╔══

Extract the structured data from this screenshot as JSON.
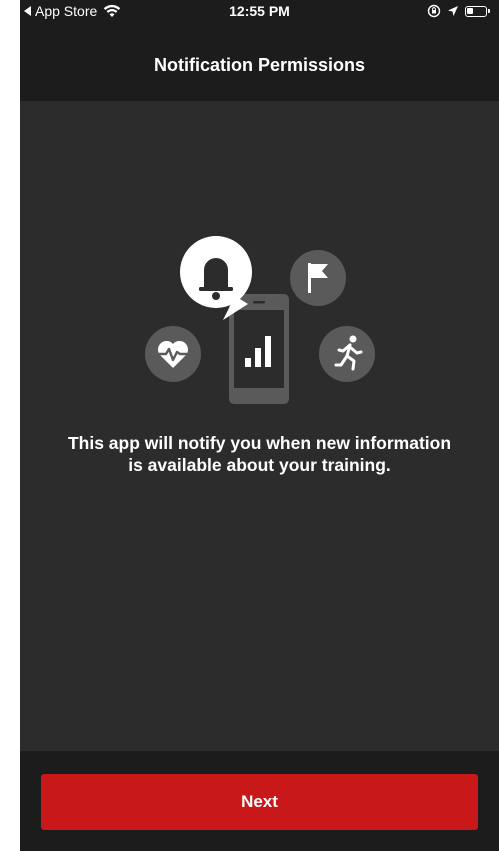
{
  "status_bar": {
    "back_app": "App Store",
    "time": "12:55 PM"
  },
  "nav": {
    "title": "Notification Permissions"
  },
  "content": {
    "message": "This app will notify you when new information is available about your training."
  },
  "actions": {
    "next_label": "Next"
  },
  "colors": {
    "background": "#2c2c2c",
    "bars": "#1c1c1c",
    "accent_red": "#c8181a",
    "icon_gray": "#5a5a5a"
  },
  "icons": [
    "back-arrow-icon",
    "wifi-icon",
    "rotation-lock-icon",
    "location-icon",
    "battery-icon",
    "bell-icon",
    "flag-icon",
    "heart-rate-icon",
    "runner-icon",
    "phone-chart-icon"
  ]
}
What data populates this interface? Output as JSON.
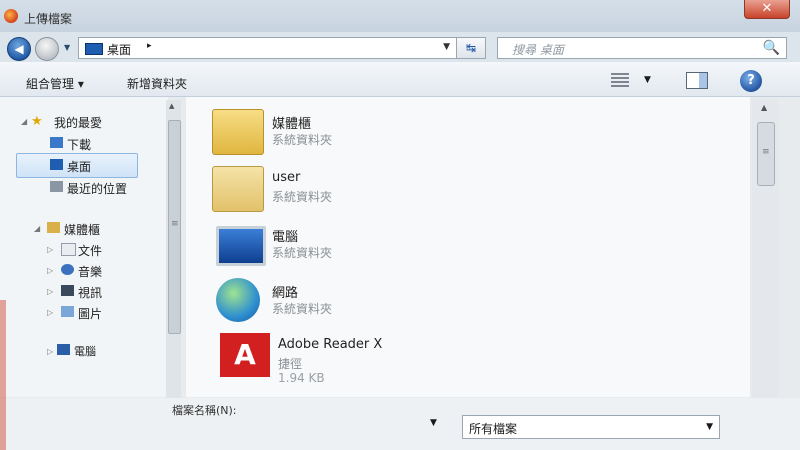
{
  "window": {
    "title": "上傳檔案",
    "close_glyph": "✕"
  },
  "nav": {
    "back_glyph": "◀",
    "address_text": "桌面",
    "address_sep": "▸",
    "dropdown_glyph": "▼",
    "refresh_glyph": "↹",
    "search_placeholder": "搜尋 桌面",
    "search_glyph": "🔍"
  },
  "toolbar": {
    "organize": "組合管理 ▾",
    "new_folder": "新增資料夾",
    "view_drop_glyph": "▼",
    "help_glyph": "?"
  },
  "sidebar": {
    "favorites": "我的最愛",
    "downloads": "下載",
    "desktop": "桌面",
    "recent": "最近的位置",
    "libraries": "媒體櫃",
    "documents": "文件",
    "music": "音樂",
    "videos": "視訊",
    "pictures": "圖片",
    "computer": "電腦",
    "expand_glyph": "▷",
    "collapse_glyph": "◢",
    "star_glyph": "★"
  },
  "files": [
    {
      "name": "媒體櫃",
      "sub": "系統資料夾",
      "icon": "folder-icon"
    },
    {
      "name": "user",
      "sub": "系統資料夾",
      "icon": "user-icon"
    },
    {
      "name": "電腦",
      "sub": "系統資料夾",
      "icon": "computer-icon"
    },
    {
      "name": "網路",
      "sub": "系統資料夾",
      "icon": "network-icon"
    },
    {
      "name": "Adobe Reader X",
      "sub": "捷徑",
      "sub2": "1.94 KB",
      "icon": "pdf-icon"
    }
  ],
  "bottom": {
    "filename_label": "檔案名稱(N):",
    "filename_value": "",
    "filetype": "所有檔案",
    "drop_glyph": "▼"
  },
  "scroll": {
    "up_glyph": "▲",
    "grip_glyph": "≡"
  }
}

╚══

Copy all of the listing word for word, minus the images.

* **Output for this exercise**:
Extract the structured data from this screenshot as JSON.
{
  "status_bar": {
    "back_app": "App Store",
    "time": "12:55 PM"
  },
  "nav": {
    "title": "Notification Permissions"
  },
  "content": {
    "message": "This app will notify you when new information is available about your training."
  },
  "actions": {
    "next_label": "Next"
  },
  "colors": {
    "background": "#2c2c2c",
    "bars": "#1c1c1c",
    "accent_red": "#c8181a",
    "icon_gray": "#5a5a5a"
  },
  "icons": [
    "back-arrow-icon",
    "wifi-icon",
    "rotation-lock-icon",
    "location-icon",
    "battery-icon",
    "bell-icon",
    "flag-icon",
    "heart-rate-icon",
    "runner-icon",
    "phone-chart-icon"
  ]
}
What data populates this interface? Output as JSON.
{
  "window": {
    "title": "上傳檔案",
    "close_glyph": "✕"
  },
  "nav": {
    "back_glyph": "◀",
    "address_text": "桌面",
    "address_sep": "▸",
    "dropdown_glyph": "▼",
    "refresh_glyph": "↹",
    "search_placeholder": "搜尋 桌面",
    "search_glyph": "🔍"
  },
  "toolbar": {
    "organize": "組合管理 ▾",
    "new_folder": "新增資料夾",
    "view_drop_glyph": "▼",
    "help_glyph": "?"
  },
  "sidebar": {
    "favorites": "我的最愛",
    "downloads": "下載",
    "desktop": "桌面",
    "recent": "最近的位置",
    "libraries": "媒體櫃",
    "documents": "文件",
    "music": "音樂",
    "videos": "視訊",
    "pictures": "圖片",
    "computer": "電腦",
    "expand_glyph": "▷",
    "collapse_glyph": "◢",
    "star_glyph": "★"
  },
  "files": [
    {
      "name": "媒體櫃",
      "sub": "系統資料夾",
      "icon": "folder-icon"
    },
    {
      "name": "user",
      "sub": "系統資料夾",
      "icon": "user-icon"
    },
    {
      "name": "電腦",
      "sub": "系統資料夾",
      "icon": "computer-icon"
    },
    {
      "name": "網路",
      "sub": "系統資料夾",
      "icon": "network-icon"
    },
    {
      "name": "Adobe Reader X",
      "sub": "捷徑",
      "sub2": "1.94 KB",
      "icon": "pdf-icon"
    }
  ],
  "bottom": {
    "filename_label": "檔案名稱(N):",
    "filename_value": "",
    "filetype": "所有檔案",
    "drop_glyph": "▼"
  },
  "scroll": {
    "up_glyph": "▲",
    "grip_glyph": "≡"
  }
}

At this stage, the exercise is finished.